*** Provided entries ***

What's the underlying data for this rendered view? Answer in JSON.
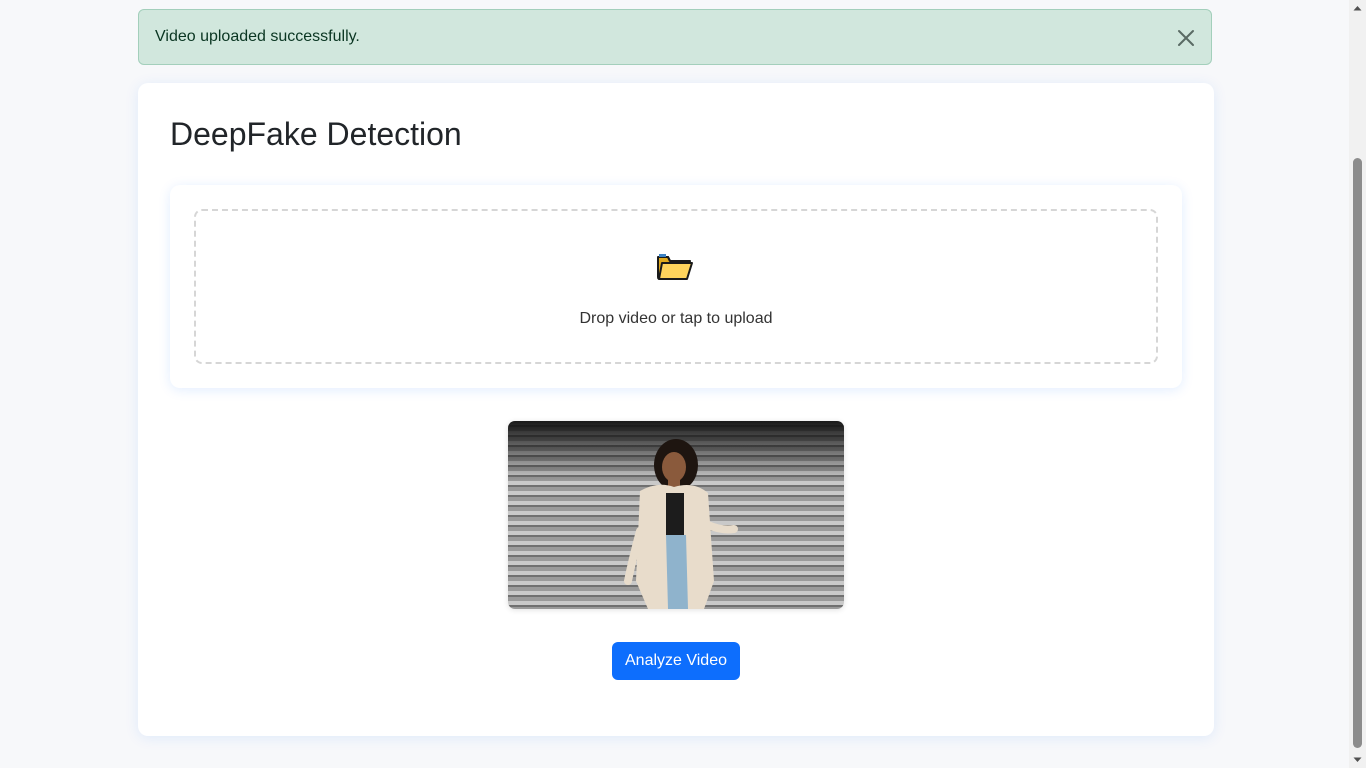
{
  "alert": {
    "message": "Video uploaded successfully.",
    "close_icon": "close-icon",
    "type": "success",
    "background_color": "#d1e7dd"
  },
  "page": {
    "title": "DeepFake Detection"
  },
  "upload": {
    "icon": "folder-icon",
    "prompt": "Drop video or tap to upload"
  },
  "video": {
    "thumbnail_description": "video preview thumbnail"
  },
  "actions": {
    "analyze_label": "Analyze Video",
    "analyze_color": "#0d6efd"
  }
}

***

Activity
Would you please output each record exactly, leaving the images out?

Answer below
What's the underlying data for this rendered view? Answer in JSON.
{
  "alert": {
    "message": "Video uploaded successfully.",
    "close_icon": "close-icon",
    "type": "success",
    "background_color": "#d1e7dd"
  },
  "page": {
    "title": "DeepFake Detection"
  },
  "upload": {
    "icon": "folder-icon",
    "prompt": "Drop video or tap to upload"
  },
  "video": {
    "thumbnail_description": "video preview thumbnail"
  },
  "actions": {
    "analyze_label": "Analyze Video",
    "analyze_color": "#0d6efd"
  }
}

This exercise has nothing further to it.